This proposal considers the factors that drive firms to buy or merge with others, or to split-off or sell parts of their own businesses and the resulting tax consequences for firms and for investors. The main motive behind buying a firm is to create shareholder value above and over that of the sum of the two companies. The main assumption behind merging two companies is that two companies together are more productive than two separate companies. This underlying principle is particularly attractive to firms when the going is tough as has been the case for some of the companies in the prevailing economic crisis. Strong firms will opt buy other firms to create a more competitive, cost-efficient firm. The firms will merge with the intention of gaining a greater market share or to achieve greater efficiency. Due to these potential advantages, target firms will most of the time agree to be purchased when they are aware that they cannot survive alone.
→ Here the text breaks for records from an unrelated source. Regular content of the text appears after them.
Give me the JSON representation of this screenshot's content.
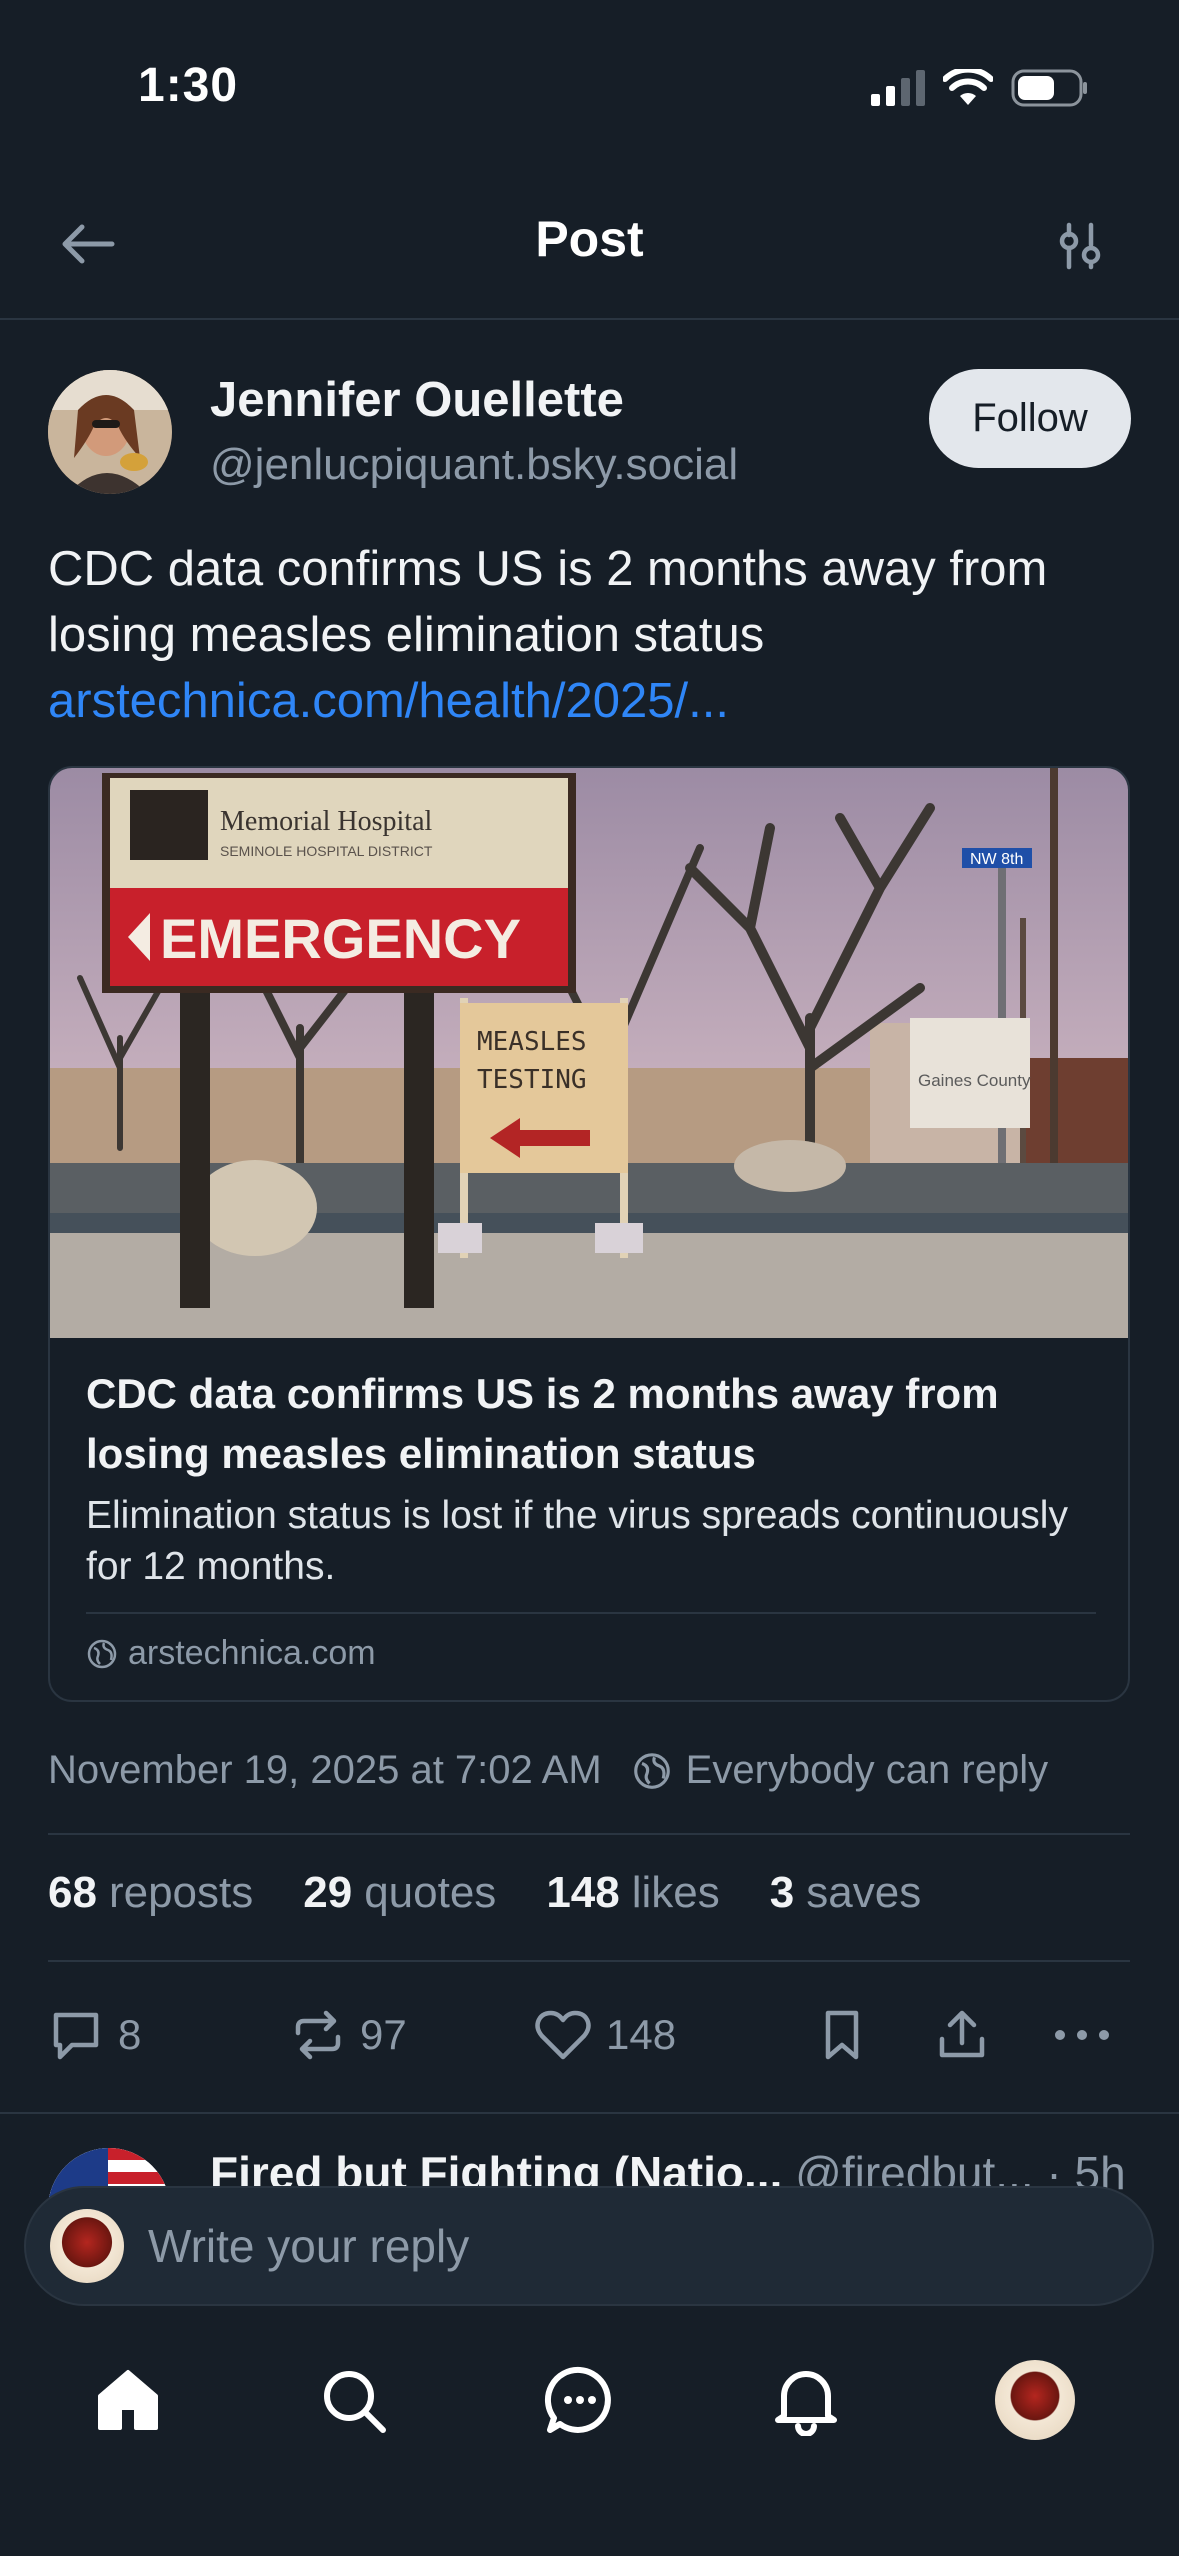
{
  "status_bar": {
    "time": "1:30"
  },
  "header": {
    "title": "Post"
  },
  "author": {
    "name": "Jennifer Ouellette",
    "handle": "@jenlucpiquant.bsky.social",
    "follow_label": "Follow"
  },
  "post": {
    "text": "CDC data confirms US is 2 months away from losing measles elimination status",
    "link_text": "arstechnica.com/health/2025/..."
  },
  "link_card": {
    "image_sign_hospital_line1": "Memorial Hospital",
    "image_sign_hospital_line2": "SEMINOLE HOSPITAL DISTRICT",
    "image_sign_emergency": "EMERGENCY",
    "image_sign_measles_line1": "MEASLES",
    "image_sign_measles_line2": "TESTING",
    "image_sign_street": "NW 8th",
    "image_sign_county": "Gaines County",
    "title": "CDC data confirms US is 2 months away from losing measles elimination status",
    "description": "Elimination status is lost if the virus spreads continuously for 12 months.",
    "domain": "arstechnica.com"
  },
  "meta": {
    "timestamp": "November 19, 2025 at 7:02 AM",
    "reply_setting": "Everybody can reply"
  },
  "stats": [
    {
      "count": "68",
      "label": "reposts"
    },
    {
      "count": "29",
      "label": "quotes"
    },
    {
      "count": "148",
      "label": "likes"
    },
    {
      "count": "3",
      "label": "saves"
    }
  ],
  "actions": {
    "replies": "8",
    "reposts": "97",
    "likes": "148"
  },
  "next_reply": {
    "name": "Fired but Fighting (Natio...",
    "handle": "@firedbut...",
    "time": "· 5h"
  },
  "composer": {
    "placeholder": "Write your reply"
  },
  "icons": {
    "back": "arrow-left-icon",
    "filter": "sliders-icon",
    "globe": "globe-icon",
    "reply": "speech-bubble-icon",
    "repost": "repost-icon",
    "like": "heart-icon",
    "bookmark": "bookmark-icon",
    "share": "share-icon",
    "more": "ellipsis-icon",
    "home": "home-icon",
    "search": "search-icon",
    "chat": "chat-icon",
    "notifications": "bell-icon"
  },
  "colors": {
    "background": "#161e27",
    "accent_link": "#2f86f7",
    "muted_text": "#8d9aa8",
    "divider": "#2a3541"
  }
}
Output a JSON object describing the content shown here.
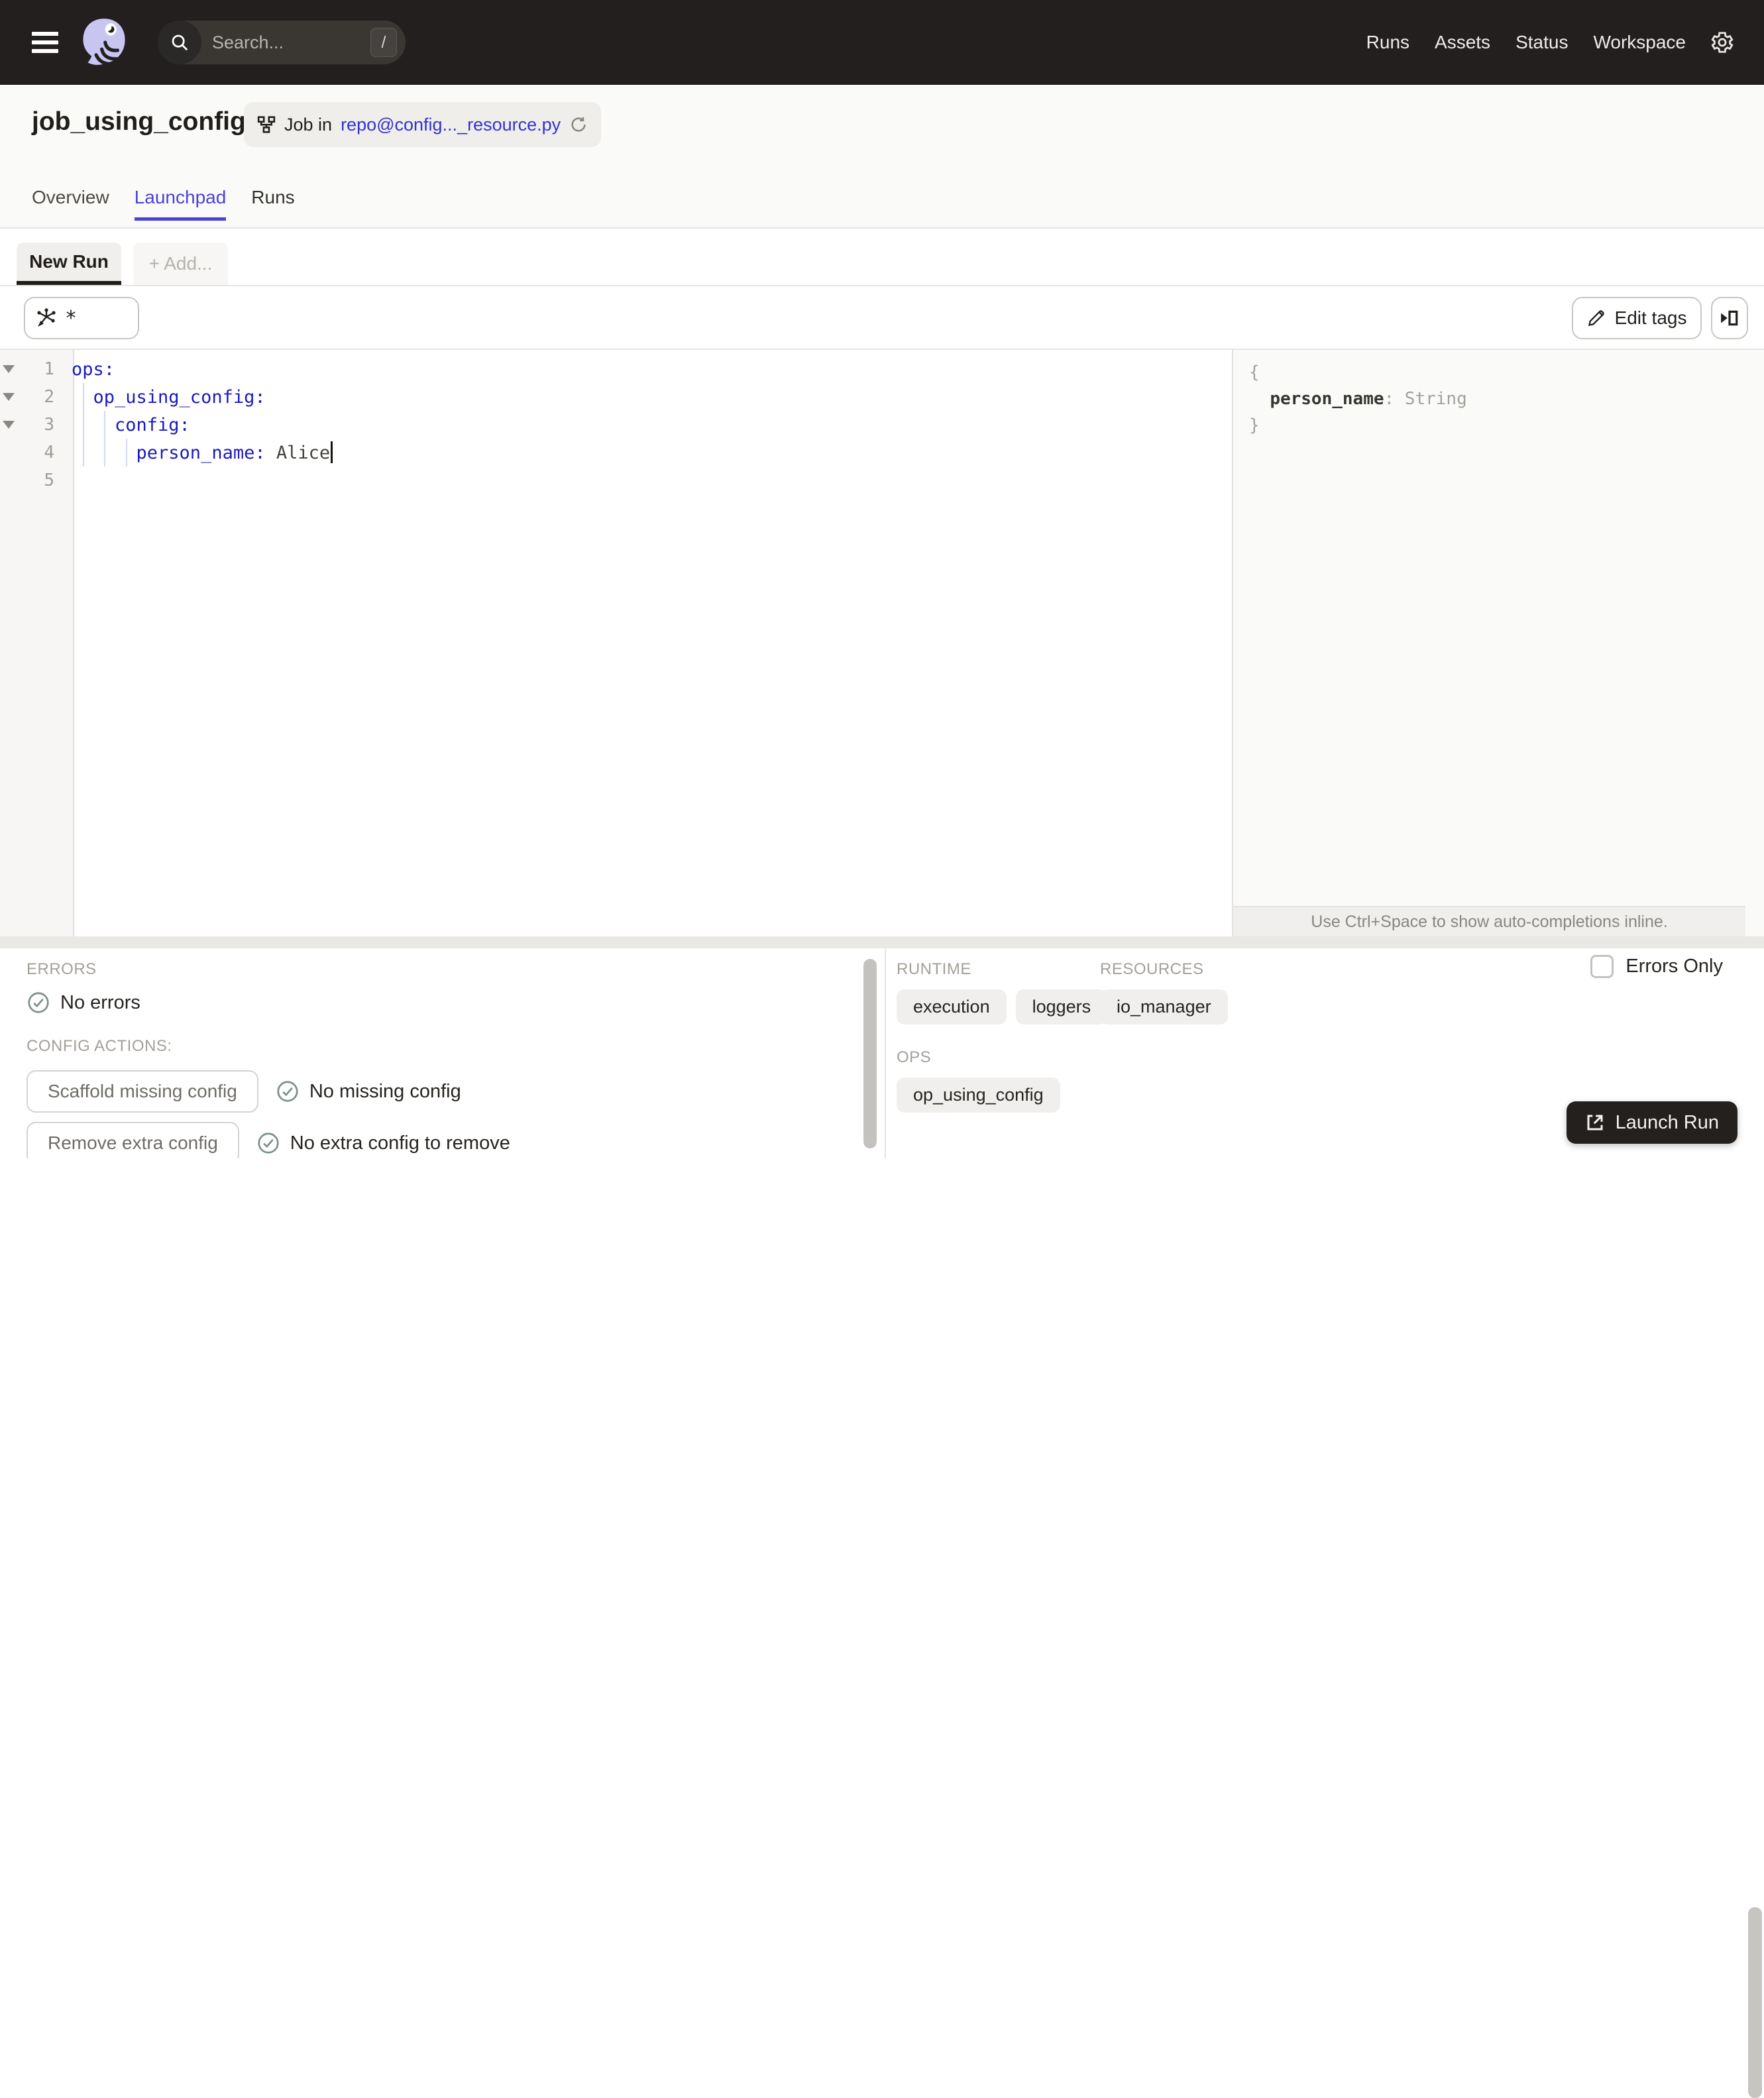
{
  "colors": {
    "navbar_bg": "#221F1E",
    "accent": "#4A42D8",
    "link": "#3531D4",
    "yaml_key": "#1B1ABF",
    "check_icon": "#7D9086",
    "dark_button": "#23201D"
  },
  "navbar": {
    "search_placeholder": "Search...",
    "search_shortcut": "/",
    "links": [
      "Runs",
      "Assets",
      "Status",
      "Workspace"
    ]
  },
  "header": {
    "title": "job_using_config",
    "badge": {
      "prefix": "Job in",
      "link": "repo@config..._resource.py"
    },
    "tabs": [
      {
        "label": "Overview"
      },
      {
        "label": "Launchpad"
      },
      {
        "label": "Runs"
      }
    ]
  },
  "launchpad": {
    "session_tabs": [
      {
        "label": "New Run"
      },
      {
        "label": "+ Add..."
      }
    ],
    "op_selector_value": "*",
    "edit_tags_label": "Edit tags"
  },
  "editor": {
    "lines": [
      {
        "num": "1",
        "key": "ops:",
        "value": ""
      },
      {
        "num": "2",
        "key": "  op_using_config:",
        "value": ""
      },
      {
        "num": "3",
        "key": "    config:",
        "value": ""
      },
      {
        "num": "4",
        "key": "      person_name:",
        "value": " Alice"
      },
      {
        "num": "5",
        "key": "",
        "value": ""
      }
    ],
    "schema": {
      "open": "{",
      "indent": "  ",
      "key": "person_name",
      "rest": ": String",
      "close": "}"
    },
    "footer_hint": "Use Ctrl+Space to show auto-completions inline."
  },
  "bottom": {
    "errors": {
      "label": "ERRORS",
      "status": "No errors"
    },
    "config_actions": {
      "label": "CONFIG ACTIONS:",
      "rows": [
        {
          "button": "Scaffold missing config",
          "status": "No missing config"
        },
        {
          "button": "Remove extra config",
          "status": "No extra config to remove"
        }
      ]
    },
    "runtime": {
      "label": "RUNTIME",
      "tags": [
        "execution",
        "loggers"
      ]
    },
    "resources": {
      "label": "RESOURCES",
      "tags": [
        "io_manager"
      ]
    },
    "ops": {
      "label": "OPS",
      "tags": [
        "op_using_config"
      ]
    },
    "errors_only_label": "Errors Only",
    "launch_button_label": "Launch Run"
  }
}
In fact merging or being acquired may be the only way for some smaller and less established firms to survive this prevailing economic crisis.
A merger occurs when two companies, most of the time roughly the same size, agree to proceed as a single new firm rather than be separately owned and operated. This sort of procedure is more accurately referred to as a "merger of equals". The stocks of both the firms are surrendered and novel company stock is issued in its place (Tibergien, 2006). For example, both Daimler-Benz and Chrysler ceased to exist when the two companies merged, and a new firm, DaimlerChrysler, was born. Although most of the time they are used in the same context and used as though they were synonymous, there is a slight difference in meaning the terms merger and acquisition. When a firm purchases and clearly establishes itself as the new owner, the taking over is called an acquisition. From a legal perspective, the target company ceases to exist, the buyer company takes over the business and the buyer's stock continues to be traded.
In real world however, actual mergers of equals don't happen that regularly. Usually, one firm will buy another and, as part of the deal's terms, simply allow the acquired firm to declare that the action is a merger of equals, even though technically it's an acquisition (Donald, 2008). Being bought out most of the time has its negative implications, as a result, by defining the deal as a merger, deal makers and the top management attempt to make the acquisition more pleasant. A purchase deal will also be called a merger if both CEOs agree that joining together is in the best interest of both of their companies. But when the target company does not want to be purchased-that is when the deal is unfriendly - it is all the time considered as an acquisition. Whether a purchase is regarded a merger or an acquisition actually depends on whether the purchase is friendly or hostile and how it is announced. That is the actual difference is in how the purchase is communicated to and received by the target company's top management, other workers and shareholders. The economic crisis and anticipated slowdown in spending has made a number of firms that have great technology but weak balance sheets seek the shelter of a merger or an